Dispersion of nonlinear dielectric function of Au nanoparticles in silica glass

Quantum Beam Center, National Institute for Materials Science, 3-13 Sakura, Tsukuba, Ibaraki, 305-0003, Japan.
Optics Express (Impact Factor: 3.53). 06/2007; 15(10):6010-8. DOI: 10.1364/OE.15.006010
Source: PubMed

ABSTRACT We have investigated wavelength dispersion of photo-induced nonlinear dielectric function of Au nanoparticle materials. Transient transmission and reflection spectra were sequentially measured by the pump-probe method with a femtosecond laser system. The dispersion of real and imaginary parts of the nonlinear dielectric function of Au:SiO(2) nanoparticle material in the vicinity of the surface plasmon resonance was evaluated from these transient spectra with total differential. A local electromagnetic field factor and interband transition in Au nanoparticles directly dominate the dispersion.

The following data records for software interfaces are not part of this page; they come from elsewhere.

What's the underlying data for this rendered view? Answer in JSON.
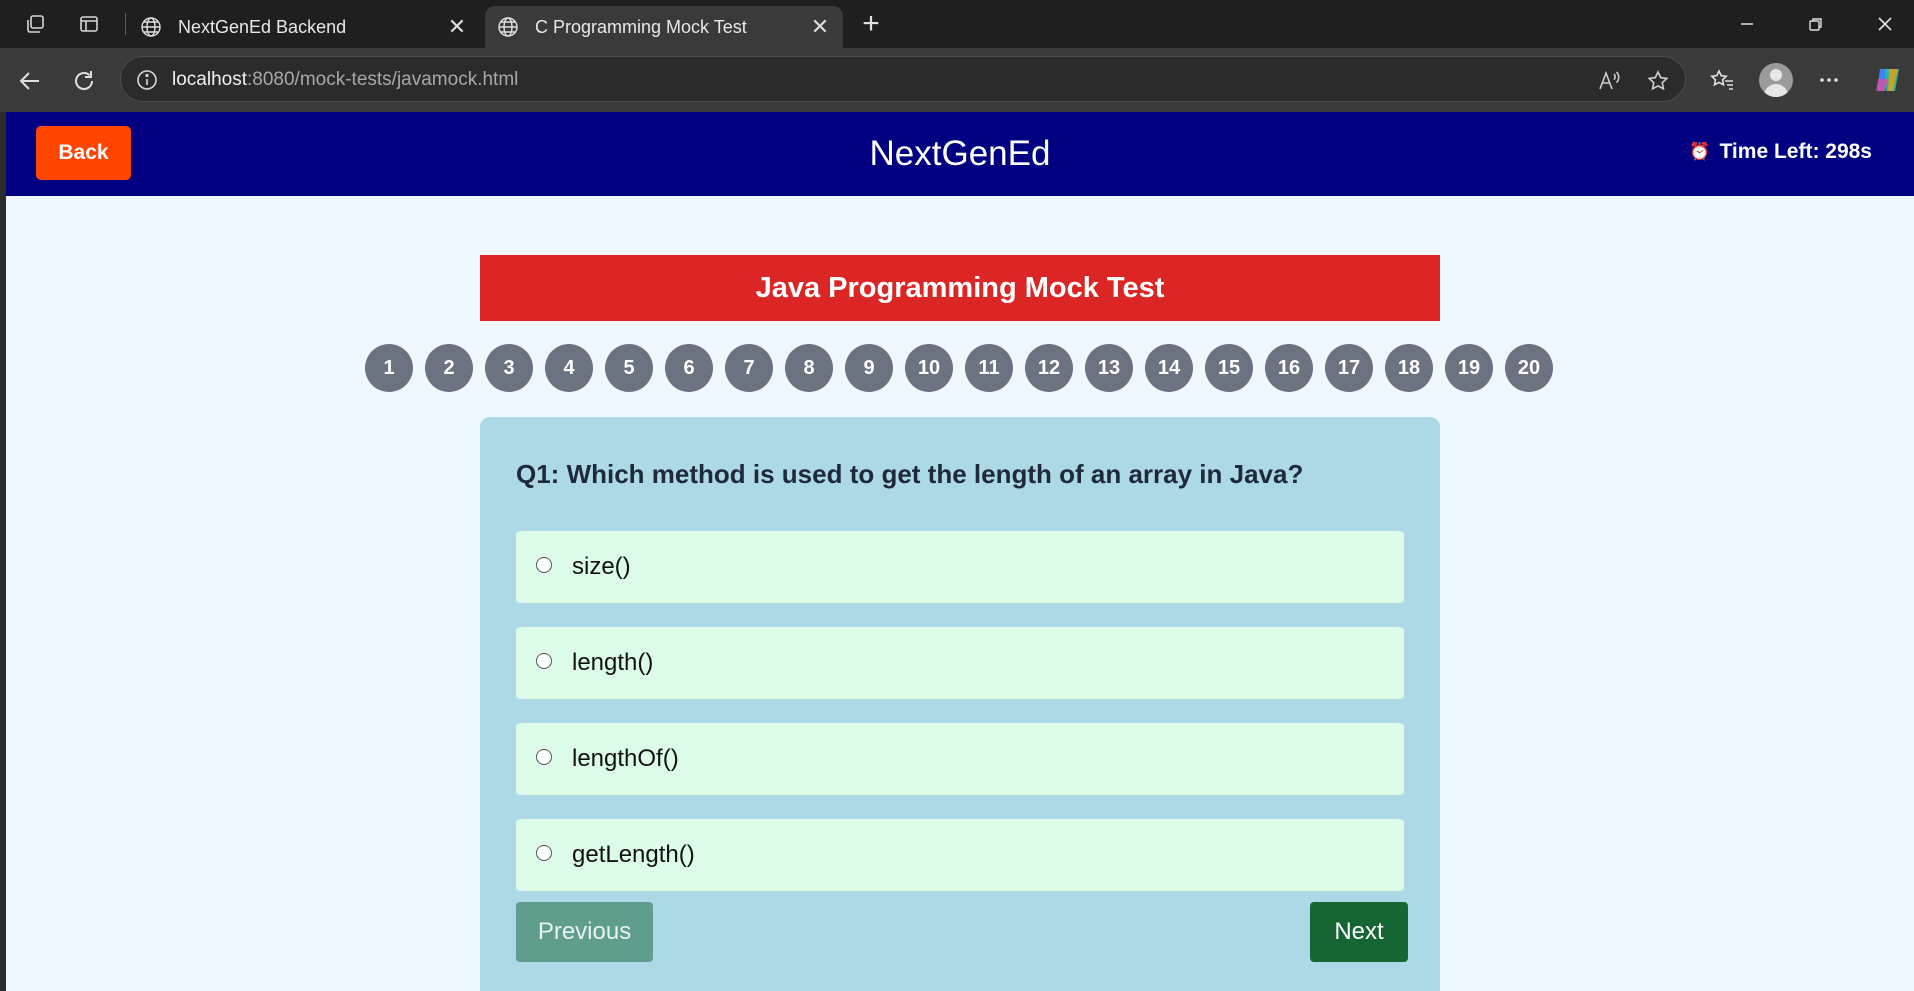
{
  "browser": {
    "tabs": [
      {
        "title": "NextGenEd Backend",
        "active": false
      },
      {
        "title": "C Programming Mock Test",
        "active": true
      }
    ],
    "address": {
      "host": "localhost",
      "path": ":8080/mock-tests/javamock.html"
    }
  },
  "header": {
    "back_label": "Back",
    "brand": "NextGenEd",
    "timer_icon": "⏰",
    "timer_label": "Time Left: 298s"
  },
  "test": {
    "title": "Java Programming Mock Test",
    "question_numbers": [
      "1",
      "2",
      "3",
      "4",
      "5",
      "6",
      "7",
      "8",
      "9",
      "10",
      "11",
      "12",
      "13",
      "14",
      "15",
      "16",
      "17",
      "18",
      "19",
      "20"
    ],
    "question": "Q1: Which method is used to get the length of an array in Java?",
    "options": [
      "size()",
      "length()",
      "lengthOf()",
      "getLength()"
    ],
    "prev_label": "Previous",
    "next_label": "Next"
  },
  "colors": {
    "header_bg": "#000080",
    "back_button": "#ff4500",
    "title_bar": "#dc2626",
    "question_number": "#6b7280",
    "card_bg": "#add8e6",
    "option_bg": "#dcfce7",
    "next_button": "#166534"
  }
}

Download full-text


Available from: O.A. Plaksin, Apr 25, 2014
  • Source
    [Show abstract] [Hide abstract]
    ABSTRACT: Gold nanoparticles have been used since antiquity for the production of red-colored glasses. Contemporarily, it was determined that this color is caused by plasmon resonance, which, additionally, increases the material's nonlinear optical response, allowing for the improvement of numerous optical devices. Interest in silica fibers containing gold na-noparticles has increased recently, aiming at the integration of nonlinear devices with conventional optical fibers. Fabri-cation, however, is challenging due to the high temperatures required for silica processing and fibers with gold nanoparticles were solely demonstrated using sol-gel techniques. We show a new fabrication technique based on standard pre-form/fiber fabrication methods, where nanoparticles are nucleated by heat in a furnace or by laser exposure, with unprec-edented control over particle size, concentration and distribution. Plasmon absorption peaks exceeding 800 dB.m-1, at 514-536nm wavelengths, were observed, indicating higher achievable nanoparticle concentrations than previously report-ed. The measured resonant nonlinear refractive index, (6.75±0.55)×10-15m².W-1, represents an improvement of >50×.

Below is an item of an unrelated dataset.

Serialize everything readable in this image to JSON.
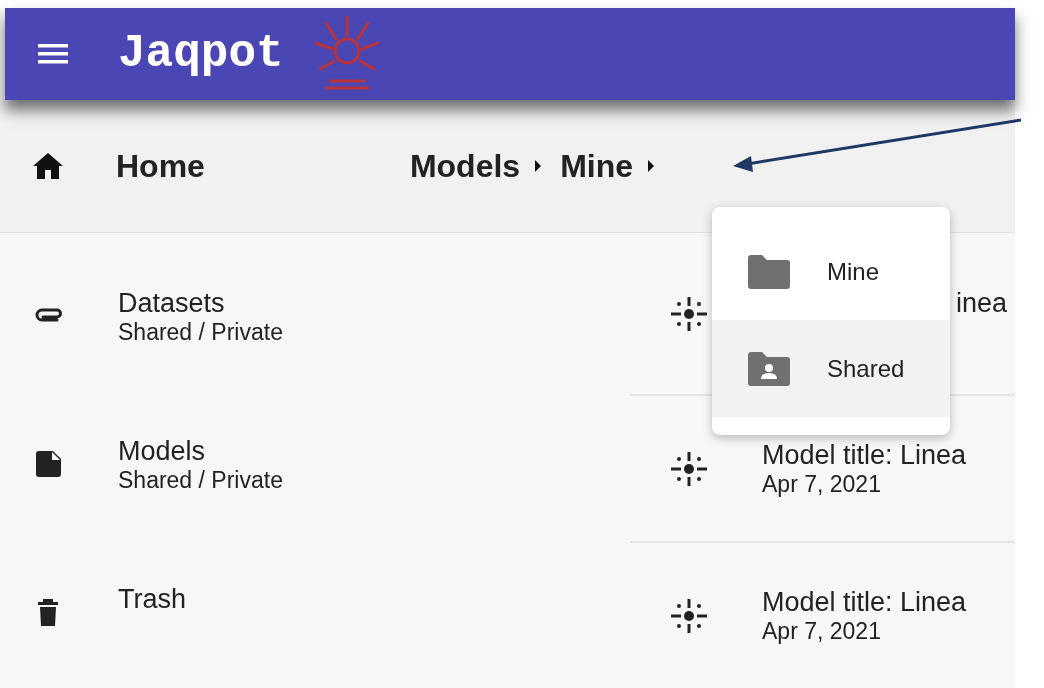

    ACS Applied Materials & Interfaces 12/2014; 7(1). DOI:10.1021/am506327q · 5.90 Impact Factor
  • Source
    [Show abstract] [Hide abstract]

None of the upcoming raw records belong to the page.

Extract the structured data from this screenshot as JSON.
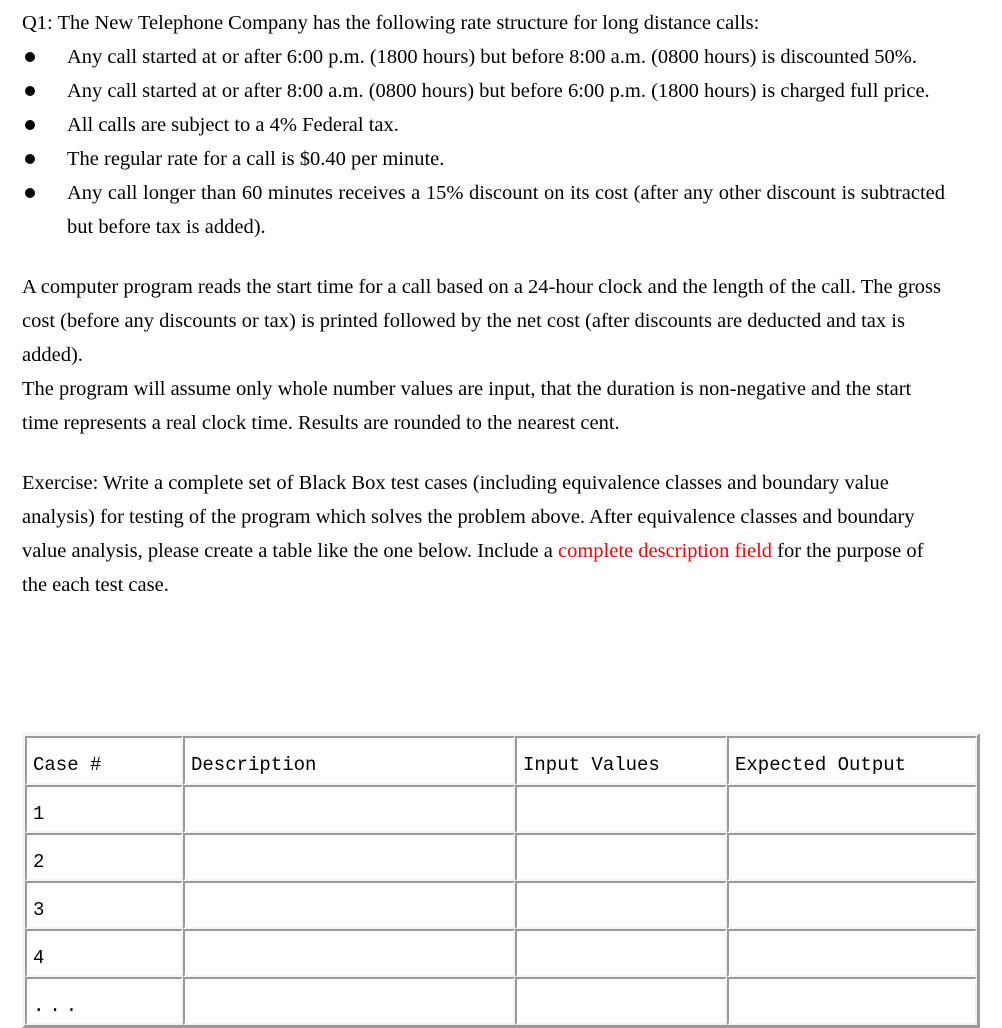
{
  "document": {
    "question_label": "Q1:",
    "intro": "Q1: The New Telephone Company has the following rate structure for long distance calls:",
    "bullets": [
      "Any call started at or after 6:00 p.m. (1800 hours) but before 8:00 a.m. (0800 hours) is discounted 50%.",
      "Any call started at or after 8:00 a.m. (0800 hours) but before 6:00 p.m. (1800 hours) is charged full price.",
      "All calls are subject to a 4% Federal tax.",
      "The regular rate for a call is $0.40 per minute.",
      "Any call longer than 60 minutes receives a 15% discount on its cost (after any other discount is subtracted but before tax is added)."
    ],
    "paragraph_1": "A computer program reads the start time for a call based on a 24-hour clock and the length of the call. The gross cost (before any discounts or tax) is printed followed by the net cost (after discounts are deducted and tax is added).",
    "paragraph_2": "The program will assume only whole number values are input, that the duration is non-negative and the start time represents a real clock time. Results are rounded to the nearest cent.",
    "exercise": {
      "part_1": "Exercise: Write a complete set of Black Box test cases (including equivalence classes and boundary value analysis) for testing of the program which solves the problem above. After equivalence classes and boundary value analysis, please create a table like the one below. Include a ",
      "highlight": "complete description field",
      "part_2": " for the purpose of the each test case.",
      "highlight_color": "#ff0000"
    }
  },
  "table": {
    "headers": [
      "Case #",
      "Description",
      "Input Values",
      "Expected Output"
    ],
    "rows": [
      [
        "1",
        "",
        "",
        ""
      ],
      [
        "2",
        "",
        "",
        ""
      ],
      [
        "3",
        "",
        "",
        ""
      ],
      [
        "4",
        "",
        "",
        ""
      ],
      [
        "...",
        "",
        "",
        ""
      ]
    ]
  }
}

    ABSTRACT: The effects of size quantization on the nonlinear optical response of Ag nanoparticles are experimentally studied by spectroscopic ellipsometry and femtosecond spectroscopic pump-and-probe techniques. In the vicinity of a localized surface-plasmon resonance (2.0–3.5 eV), we have investigated the optical nonlinearity of Ag particles embedded in silica glass for particle diameters ranging from 3.0 to 16 nm. The intrinsic third-order optical susceptibility χ(3) of Ag particles exhibited significant spectral and size dependences. These results are explained as quantum and dielectric confinements and are compared to the results of theoretical quantum finite-size effects calculation for metallic particles. In light of these results, we discuss the contribution of interband transitions to the size dependence of χ(3). Quantum size effects lead to an increase in nonlinearity in small Ag particles.
    Physical Review B 09/2014; 90(12):125417. DOI:10.1103/PhysRevB.90.125417 · 3.66 Impact Factor
  • Source
    [Show abstract] [Hide abstract]
    ABSTRACT: The direct observation and characterisation of silver nanoparticles or clusters embedded in a Ag+-activated phosphate glass was demonstrated. Correlations between the isolated Ag+ concentration and X-ray-induced silver species were systematically examined using optical measurements. Evidence of spherical silver nanoparticles or clusters with sizes ranging from 5 to 30nm was obtained from the lattice spacings and from energy dispersive X-ray spectroscopy combined with transmission electron microscopy. Three-dimensional contour plots using combined excitation–emission spectroscopy were also recorded to allow identification of the complicated spectroscopic features of the sample.
    Nuclear Instruments and Methods in Physics Research Section B Beam Interactions with Materials and Atoms 12/2011; 269(23):2814-2818. DOI:10.1016/j.nimb.2011.08.019 · 1.19 Impact Factor